++++ AVAILABLE DATA ++++

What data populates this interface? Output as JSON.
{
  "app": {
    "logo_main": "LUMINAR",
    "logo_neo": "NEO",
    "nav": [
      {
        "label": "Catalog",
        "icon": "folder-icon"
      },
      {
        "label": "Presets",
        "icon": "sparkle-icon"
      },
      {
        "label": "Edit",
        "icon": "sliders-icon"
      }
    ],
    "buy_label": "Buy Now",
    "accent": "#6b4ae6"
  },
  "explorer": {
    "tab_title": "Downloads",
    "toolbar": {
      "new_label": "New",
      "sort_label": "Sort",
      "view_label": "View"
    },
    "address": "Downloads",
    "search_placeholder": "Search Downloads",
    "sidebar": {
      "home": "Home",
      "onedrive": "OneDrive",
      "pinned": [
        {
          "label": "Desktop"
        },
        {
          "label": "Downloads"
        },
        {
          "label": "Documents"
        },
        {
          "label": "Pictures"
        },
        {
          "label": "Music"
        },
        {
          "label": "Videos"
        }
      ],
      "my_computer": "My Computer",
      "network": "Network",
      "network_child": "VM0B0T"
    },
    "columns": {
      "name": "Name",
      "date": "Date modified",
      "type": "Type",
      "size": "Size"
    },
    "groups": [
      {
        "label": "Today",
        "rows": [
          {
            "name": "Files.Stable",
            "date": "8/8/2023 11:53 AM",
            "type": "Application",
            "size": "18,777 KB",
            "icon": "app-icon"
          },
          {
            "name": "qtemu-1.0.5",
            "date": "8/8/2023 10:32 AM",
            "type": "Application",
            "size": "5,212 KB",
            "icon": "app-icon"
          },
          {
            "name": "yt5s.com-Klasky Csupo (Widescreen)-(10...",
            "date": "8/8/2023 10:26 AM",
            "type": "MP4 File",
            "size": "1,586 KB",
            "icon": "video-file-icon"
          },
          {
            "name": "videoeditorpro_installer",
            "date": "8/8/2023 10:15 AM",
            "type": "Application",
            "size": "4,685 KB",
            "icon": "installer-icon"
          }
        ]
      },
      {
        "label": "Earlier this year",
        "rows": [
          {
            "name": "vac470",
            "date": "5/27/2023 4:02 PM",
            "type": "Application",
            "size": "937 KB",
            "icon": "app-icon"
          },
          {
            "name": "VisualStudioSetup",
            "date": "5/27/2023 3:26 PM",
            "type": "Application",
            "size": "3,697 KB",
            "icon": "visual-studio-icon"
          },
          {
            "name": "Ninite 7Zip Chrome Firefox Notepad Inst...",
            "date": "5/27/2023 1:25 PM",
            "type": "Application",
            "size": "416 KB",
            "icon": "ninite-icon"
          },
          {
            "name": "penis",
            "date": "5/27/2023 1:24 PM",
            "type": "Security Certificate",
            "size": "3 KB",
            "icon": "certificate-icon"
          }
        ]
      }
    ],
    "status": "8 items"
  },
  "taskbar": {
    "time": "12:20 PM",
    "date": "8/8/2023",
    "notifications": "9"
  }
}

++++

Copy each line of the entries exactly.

• **ANSWER TO THIS TASK**
What data populates this interface? Output as JSON.
{
  "app": {
    "logo_main": "LUMINAR",
    "logo_neo": "NEO",
    "nav": [
      {
        "label": "Catalog",
        "icon": "folder-icon"
      },
      {
        "label": "Presets",
        "icon": "sparkle-icon"
      },
      {
        "label": "Edit",
        "icon": "sliders-icon"
      }
    ],
    "buy_label": "Buy Now",
    "accent": "#6b4ae6"
  },
  "explorer": {
    "tab_title": "Downloads",
    "toolbar": {
      "new_label": "New",
      "sort_label": "Sort",
      "view_label": "View"
    },
    "address": "Downloads",
    "search_placeholder": "Search Downloads",
    "sidebar": {
      "home": "Home",
      "onedrive": "OneDrive",
      "pinned": [
        {
          "label": "Desktop"
        },
        {
          "label": "Downloads"
        },
        {
          "label": "Documents"
        },
        {
          "label": "Pictures"
        },
        {
          "label": "Music"
        },
        {
          "label": "Videos"
        }
      ],
      "my_computer": "My Computer",
      "network": "Network",
      "network_child": "VM0B0T"
    },
    "columns": {
      "name": "Name",
      "date": "Date modified",
      "type": "Type",
      "size": "Size"
    },
    "groups": [
      {
        "label": "Today",
        "rows": [
          {
            "name": "Files.Stable",
            "date": "8/8/2023 11:53 AM",
            "type": "Application",
            "size": "18,777 KB",
            "icon": "app-icon"
          },
          {
            "name": "qtemu-1.0.5",
            "date": "8/8/2023 10:32 AM",
            "type": "Application",
            "size": "5,212 KB",
            "icon": "app-icon"
          },
          {
            "name": "yt5s.com-Klasky Csupo (Widescreen)-(10...",
            "date": "8/8/2023 10:26 AM",
            "type": "MP4 File",
            "size": "1,586 KB",
            "icon": "video-file-icon"
          },
          {
            "name": "videoeditorpro_installer",
            "date": "8/8/2023 10:15 AM",
            "type": "Application",
            "size": "4,685 KB",
            "icon": "installer-icon"
          }
        ]
      },
      {
        "label": "Earlier this year",
        "rows": [
          {
            "name": "vac470",
            "date": "5/27/2023 4:02 PM",
            "type": "Application",
            "size": "937 KB",
            "icon": "app-icon"
          },
          {
            "name": "VisualStudioSetup",
            "date": "5/27/2023 3:26 PM",
            "type": "Application",
            "size": "3,697 KB",
            "icon": "visual-studio-icon"
          },
          {
            "name": "Ninite 7Zip Chrome Firefox Notepad Inst...",
            "date": "5/27/2023 1:25 PM",
            "type": "Application",
            "size": "416 KB",
            "icon": "ninite-icon"
          },
          {
            "name": "penis",
            "date": "5/27/2023 1:24 PM",
            "type": "Security Certificate",
            "size": "3 KB",
            "icon": "certificate-icon"
          }
        ]
      }
    ],
    "status": "8 items"
  },
  "taskbar": {
    "time": "12:20 PM",
    "date": "8/8/2023",
    "notifications": "9"
  }
}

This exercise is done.